The answer is simply that there are predators out there who will steal whatever they can get. They hit hundreds, perhaps thousands, of people and sometimes they get their pay-off. You might do things to prevent this and you might do things to invite it, but you probably are just a normal person who got hit.

There is no sign on your forehead inviting people to take advantage of you. There is no “kick me” sign on your back. The fact that the narcissist hit on you may have nothing to do with you. Predators hunt constantly and often get lucky.

Remember that some people grow up with narcissistic parents. What did the child do to become the victim? Nothing. The fault is in the narcissist. The narcissist finds people at work, at church, in organizations, and at home. It is normal for victims to feel responsible for their own situations, especially in narcissistic relationships. There may be nothing that you did wrong and no weakness that drew the narcissist to you.

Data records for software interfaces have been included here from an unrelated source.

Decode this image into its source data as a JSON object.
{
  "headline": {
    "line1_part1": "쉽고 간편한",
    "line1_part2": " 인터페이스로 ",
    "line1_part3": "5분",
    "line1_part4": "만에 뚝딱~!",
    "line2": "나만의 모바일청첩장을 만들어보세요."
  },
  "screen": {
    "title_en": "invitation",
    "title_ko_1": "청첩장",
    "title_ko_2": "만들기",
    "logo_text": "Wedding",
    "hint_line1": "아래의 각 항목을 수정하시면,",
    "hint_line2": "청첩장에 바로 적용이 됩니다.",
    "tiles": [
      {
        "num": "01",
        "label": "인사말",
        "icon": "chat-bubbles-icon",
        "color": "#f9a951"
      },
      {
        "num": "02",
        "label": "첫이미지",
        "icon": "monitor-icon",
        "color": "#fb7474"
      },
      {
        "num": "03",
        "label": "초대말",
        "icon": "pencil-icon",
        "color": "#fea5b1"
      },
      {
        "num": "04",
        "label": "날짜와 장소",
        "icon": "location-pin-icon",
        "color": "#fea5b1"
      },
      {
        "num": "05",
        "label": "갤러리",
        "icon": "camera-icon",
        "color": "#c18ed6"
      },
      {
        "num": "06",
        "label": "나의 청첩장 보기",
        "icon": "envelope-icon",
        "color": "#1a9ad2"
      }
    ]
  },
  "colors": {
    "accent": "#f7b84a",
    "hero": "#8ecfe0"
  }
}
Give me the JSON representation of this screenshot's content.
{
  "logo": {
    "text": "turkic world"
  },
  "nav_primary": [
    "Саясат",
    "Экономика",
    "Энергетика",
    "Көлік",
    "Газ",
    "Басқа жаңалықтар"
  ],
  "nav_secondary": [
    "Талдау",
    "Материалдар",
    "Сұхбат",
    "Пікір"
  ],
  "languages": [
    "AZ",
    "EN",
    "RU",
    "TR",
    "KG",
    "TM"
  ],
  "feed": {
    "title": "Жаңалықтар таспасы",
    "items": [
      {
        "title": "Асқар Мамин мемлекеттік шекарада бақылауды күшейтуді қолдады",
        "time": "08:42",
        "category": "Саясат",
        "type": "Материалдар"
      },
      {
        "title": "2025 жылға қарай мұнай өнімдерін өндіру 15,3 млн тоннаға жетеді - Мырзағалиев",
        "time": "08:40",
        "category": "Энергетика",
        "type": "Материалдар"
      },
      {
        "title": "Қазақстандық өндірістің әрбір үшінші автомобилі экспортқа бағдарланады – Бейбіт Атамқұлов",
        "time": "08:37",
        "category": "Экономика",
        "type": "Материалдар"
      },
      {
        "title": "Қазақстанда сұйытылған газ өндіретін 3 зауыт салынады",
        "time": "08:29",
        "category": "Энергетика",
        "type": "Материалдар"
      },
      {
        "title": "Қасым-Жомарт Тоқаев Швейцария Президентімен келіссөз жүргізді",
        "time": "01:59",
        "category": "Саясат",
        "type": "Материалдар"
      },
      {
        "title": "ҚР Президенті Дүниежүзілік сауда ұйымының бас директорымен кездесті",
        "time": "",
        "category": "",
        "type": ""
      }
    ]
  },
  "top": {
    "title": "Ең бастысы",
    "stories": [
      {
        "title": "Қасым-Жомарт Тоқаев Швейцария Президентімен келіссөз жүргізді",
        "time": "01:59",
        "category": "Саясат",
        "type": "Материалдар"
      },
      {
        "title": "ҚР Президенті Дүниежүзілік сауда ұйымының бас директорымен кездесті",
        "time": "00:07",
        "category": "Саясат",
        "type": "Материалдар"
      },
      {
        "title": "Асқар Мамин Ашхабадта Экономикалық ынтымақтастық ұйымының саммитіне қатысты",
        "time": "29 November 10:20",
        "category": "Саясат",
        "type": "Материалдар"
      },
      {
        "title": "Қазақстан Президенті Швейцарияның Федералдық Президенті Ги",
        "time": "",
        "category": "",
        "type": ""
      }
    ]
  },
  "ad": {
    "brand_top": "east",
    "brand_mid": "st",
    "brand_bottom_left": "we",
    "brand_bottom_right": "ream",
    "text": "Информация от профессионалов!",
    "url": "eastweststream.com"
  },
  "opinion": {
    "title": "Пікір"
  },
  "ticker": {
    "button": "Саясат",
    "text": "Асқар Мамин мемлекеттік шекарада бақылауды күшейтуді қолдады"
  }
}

In fact, it may be your positive characteristics that attracted the narcissist. It may not have been any weakness, but a strength that drew him/her.

I write this with a certain amount of caution. My concern is for those who put themselves down because they fell into the control of the narcissist. It will be very helpful for you to look into the schemas or flesh patterns of your life as you try to deal with the relationship or its aftermath. But please don’t blame yourself for causing the problem that you have faced. The abuser is responsible for his or her own actions.

When asked why he wanted to climb Mount Everest, George Mallory answered, “Because it’s there!”

Why did the narcissist hit on you? Perhaps simply because you were there.


Filed under Narcissism